Directions:
Extract all lines from the data beneath that include the word "клієнтам".

Data for the task:
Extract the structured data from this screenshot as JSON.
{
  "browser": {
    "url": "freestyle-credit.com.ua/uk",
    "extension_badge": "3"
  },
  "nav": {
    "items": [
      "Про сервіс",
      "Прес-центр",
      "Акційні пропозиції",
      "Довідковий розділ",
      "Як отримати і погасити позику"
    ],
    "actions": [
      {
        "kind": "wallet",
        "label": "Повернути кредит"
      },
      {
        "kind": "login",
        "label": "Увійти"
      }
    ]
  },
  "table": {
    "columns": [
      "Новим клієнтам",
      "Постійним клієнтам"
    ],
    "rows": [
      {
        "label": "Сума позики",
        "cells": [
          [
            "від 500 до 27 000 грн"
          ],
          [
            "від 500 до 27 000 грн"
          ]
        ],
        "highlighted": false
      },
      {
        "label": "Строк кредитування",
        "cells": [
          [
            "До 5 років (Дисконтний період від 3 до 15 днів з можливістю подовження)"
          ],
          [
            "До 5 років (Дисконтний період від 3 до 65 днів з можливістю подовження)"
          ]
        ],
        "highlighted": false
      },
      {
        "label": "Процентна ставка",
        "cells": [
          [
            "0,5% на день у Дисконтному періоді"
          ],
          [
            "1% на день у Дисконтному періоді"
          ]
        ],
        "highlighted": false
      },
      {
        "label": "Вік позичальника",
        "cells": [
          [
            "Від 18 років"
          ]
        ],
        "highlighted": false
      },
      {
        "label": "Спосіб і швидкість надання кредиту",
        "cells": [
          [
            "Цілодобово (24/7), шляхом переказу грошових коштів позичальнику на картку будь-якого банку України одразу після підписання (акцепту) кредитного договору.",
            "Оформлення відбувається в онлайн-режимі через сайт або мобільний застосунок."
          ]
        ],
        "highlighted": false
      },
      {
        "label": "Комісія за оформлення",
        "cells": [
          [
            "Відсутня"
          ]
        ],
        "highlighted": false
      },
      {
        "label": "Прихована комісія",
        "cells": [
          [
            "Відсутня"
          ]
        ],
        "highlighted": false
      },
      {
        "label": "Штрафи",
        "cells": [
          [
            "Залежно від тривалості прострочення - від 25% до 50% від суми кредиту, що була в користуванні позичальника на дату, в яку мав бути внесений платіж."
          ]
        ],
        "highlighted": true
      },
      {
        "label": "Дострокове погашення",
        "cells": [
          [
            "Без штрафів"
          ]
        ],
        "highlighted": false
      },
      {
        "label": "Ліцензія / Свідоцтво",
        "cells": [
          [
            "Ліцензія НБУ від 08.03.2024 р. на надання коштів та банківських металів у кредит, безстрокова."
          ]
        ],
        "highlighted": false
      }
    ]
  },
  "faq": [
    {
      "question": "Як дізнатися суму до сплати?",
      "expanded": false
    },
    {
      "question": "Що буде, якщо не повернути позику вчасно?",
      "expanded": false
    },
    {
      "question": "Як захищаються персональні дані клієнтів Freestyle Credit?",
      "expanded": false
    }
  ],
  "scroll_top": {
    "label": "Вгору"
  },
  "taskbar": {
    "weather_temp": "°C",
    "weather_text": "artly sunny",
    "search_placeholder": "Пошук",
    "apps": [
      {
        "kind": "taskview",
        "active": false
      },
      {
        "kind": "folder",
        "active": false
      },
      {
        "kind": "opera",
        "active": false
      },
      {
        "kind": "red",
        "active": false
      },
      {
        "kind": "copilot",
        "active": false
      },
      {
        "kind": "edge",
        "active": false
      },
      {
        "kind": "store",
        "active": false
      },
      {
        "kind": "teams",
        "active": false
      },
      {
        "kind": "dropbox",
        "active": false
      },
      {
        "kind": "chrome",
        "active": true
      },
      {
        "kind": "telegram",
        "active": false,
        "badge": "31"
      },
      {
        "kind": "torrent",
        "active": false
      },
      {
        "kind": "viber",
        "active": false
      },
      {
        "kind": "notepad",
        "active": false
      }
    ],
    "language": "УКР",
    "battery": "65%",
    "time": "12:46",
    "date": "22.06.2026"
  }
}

Exercise result:
      "Новим клієнтам",
      "Постійним клієнтам"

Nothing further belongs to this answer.